“We want to be clear that we want the focus of the discussion about expropriation to be on the 87% stolen land.” He was referring to a disputed report that 87% of private land in South Africa is owned by white people.

Mkiva said Contralesa would leave the details to politicians, but “our main concern is that our land is restored to us as the rightful owners. The wealth is entrenched in the land. Without land, we are still not free.”

On why Contralesa had spent so much time talking to the EFF, Mkiva said: “We see them as a party that is growing, that is calling the shots in certain instances, and we are forced to engage with them, whether we like it or not.”

The president of Contralesa added they had been comfortable to meet with the EFF because the party had never insulted them by calling them “tin-pot dictators”, in a reference to former president Kgalema Motlanthe of the ANC. Motlanthe told parliament that traditional leaders administered land like “tin-pot dictators” and his high-level panel report called for the Ingonyama Trust Act to be repealed.

The EFF did little at the press conference to counter Contralesa’s demands, instead appearing to go out of its way to appease the chiefs. It maintained that its position is that all land should be expropriated and put in the care of the state, which will then issue leases to those who wish to use the land for whatever purpose.

EFF deputy president Floyd Shivambu made concessions, though, saying the party would be willing to consider that the Ingonyama Trust should continue as is, as long as it is constitutional.

The party’s position had formerly put it at loggerheads with King Zwelithini, whose custodianship of tribal land in KwaZulu-Natal (30% of the province) is guaranteed under the KwaZulu Ingonyama Trust Act of 1994, which became law shortly before the country’s first democratic elections in 1994. The adoption of the act saw the Inkatha Freedom Party agree to be on the ballot paper at the last minute.

There were fears at the time that if the Zulu nation would not agree to be part of the new democratic dispensation and choose to retain its Zulu homeland, it would lead to major civil unrest and even war.

Although Shivambu questioned how the Ingonyama Trust Board currently operated, by leasing out the land it oversees and making profits from rentals – making R100 million or more – he said there needed to be a discussion about the role of royal families in relation to land and more understanding of what the Ingonyama Trust does.

EFF leader Julius Malema also attempted to downplay concerns around the Zulu king declaring that he would not allow the Ingonyama Trust to be interfered with. Zwelithini went as far as to threaten that he and his nation would leave South Africa and re-establish the Zulu homeland.

Malema said a rally by the Ingonyama Trust yesterday should be viewed as a “contribution to the ongoing discourse that is currently taking place in the country”; he welcomed the king’s actions and wished for further engagement.

“Why must it be a problem when the king speaks?”

Malema attempted to contrast this with what he said were the alleged aggressive views of other land owners, particularly white ones, as, “We have actually heard worse because we have some people threaten to kill us if we touch their land. They have made these claims unapologetically and we have not gone against them because all these are contribution to a robust debate in a democratic South Africa.”

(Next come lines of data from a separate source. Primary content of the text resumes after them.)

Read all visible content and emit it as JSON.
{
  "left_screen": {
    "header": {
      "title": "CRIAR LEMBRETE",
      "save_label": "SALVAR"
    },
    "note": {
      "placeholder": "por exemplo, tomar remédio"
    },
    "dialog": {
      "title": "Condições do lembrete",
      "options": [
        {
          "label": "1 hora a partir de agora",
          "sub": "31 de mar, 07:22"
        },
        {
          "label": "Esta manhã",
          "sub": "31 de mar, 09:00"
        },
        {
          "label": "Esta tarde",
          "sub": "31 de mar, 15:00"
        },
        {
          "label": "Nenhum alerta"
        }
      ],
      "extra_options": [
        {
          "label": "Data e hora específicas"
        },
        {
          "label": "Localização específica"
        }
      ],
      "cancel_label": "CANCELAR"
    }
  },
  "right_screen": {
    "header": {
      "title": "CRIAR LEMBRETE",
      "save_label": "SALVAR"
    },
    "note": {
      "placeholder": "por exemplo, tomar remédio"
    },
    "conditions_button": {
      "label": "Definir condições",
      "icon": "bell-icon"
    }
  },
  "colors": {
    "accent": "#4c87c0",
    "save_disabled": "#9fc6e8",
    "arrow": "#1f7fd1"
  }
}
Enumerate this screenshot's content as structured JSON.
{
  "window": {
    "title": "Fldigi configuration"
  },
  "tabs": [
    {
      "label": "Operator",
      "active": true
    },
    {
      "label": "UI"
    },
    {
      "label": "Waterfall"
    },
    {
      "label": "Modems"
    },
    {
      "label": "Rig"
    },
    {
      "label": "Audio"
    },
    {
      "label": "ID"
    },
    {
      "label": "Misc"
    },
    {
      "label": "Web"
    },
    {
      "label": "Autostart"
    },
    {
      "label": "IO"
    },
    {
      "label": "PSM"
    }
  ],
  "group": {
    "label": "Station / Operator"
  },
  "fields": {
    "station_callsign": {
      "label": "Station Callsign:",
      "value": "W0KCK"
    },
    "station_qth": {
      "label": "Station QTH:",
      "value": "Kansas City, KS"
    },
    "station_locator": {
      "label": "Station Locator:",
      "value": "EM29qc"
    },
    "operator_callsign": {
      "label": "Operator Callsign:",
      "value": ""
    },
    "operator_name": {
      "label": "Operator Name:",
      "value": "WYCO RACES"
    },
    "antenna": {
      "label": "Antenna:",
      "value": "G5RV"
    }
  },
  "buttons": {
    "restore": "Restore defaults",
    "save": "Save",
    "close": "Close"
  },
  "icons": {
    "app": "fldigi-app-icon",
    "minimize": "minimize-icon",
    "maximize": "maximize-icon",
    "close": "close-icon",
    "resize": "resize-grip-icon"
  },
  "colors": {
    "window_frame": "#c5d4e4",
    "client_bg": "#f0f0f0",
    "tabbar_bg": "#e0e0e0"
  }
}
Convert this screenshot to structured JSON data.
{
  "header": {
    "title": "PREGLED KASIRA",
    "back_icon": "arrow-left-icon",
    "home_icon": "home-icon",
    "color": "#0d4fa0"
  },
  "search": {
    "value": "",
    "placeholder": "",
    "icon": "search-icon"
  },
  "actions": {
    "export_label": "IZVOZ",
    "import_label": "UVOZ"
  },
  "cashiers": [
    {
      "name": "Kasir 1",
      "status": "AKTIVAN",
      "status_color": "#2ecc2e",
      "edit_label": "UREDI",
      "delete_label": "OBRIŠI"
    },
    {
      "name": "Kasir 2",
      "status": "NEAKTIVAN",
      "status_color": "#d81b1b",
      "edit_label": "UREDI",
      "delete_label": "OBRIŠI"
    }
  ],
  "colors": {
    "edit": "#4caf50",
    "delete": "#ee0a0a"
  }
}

He said he was still to meet a white person who agreed with expropriation without compensation, and even homeless white people were concerned the EFF would destroy the economy. However, he said South Africa would not go the Zimbabwe route, as the process in this country was happening in a consultative, constructive manner.

Some on Twitter were, however, quick to attempt to jog Malema’s memory.

Critics have warned that families in tribal areas stand the constant risk of being dispossessed of their land at any time and for reasons that do not favour them, including when mining companies or other investors conclude deals with traditional leaders that favour them and not communities.

Motlanthe wants them issued with title deeds.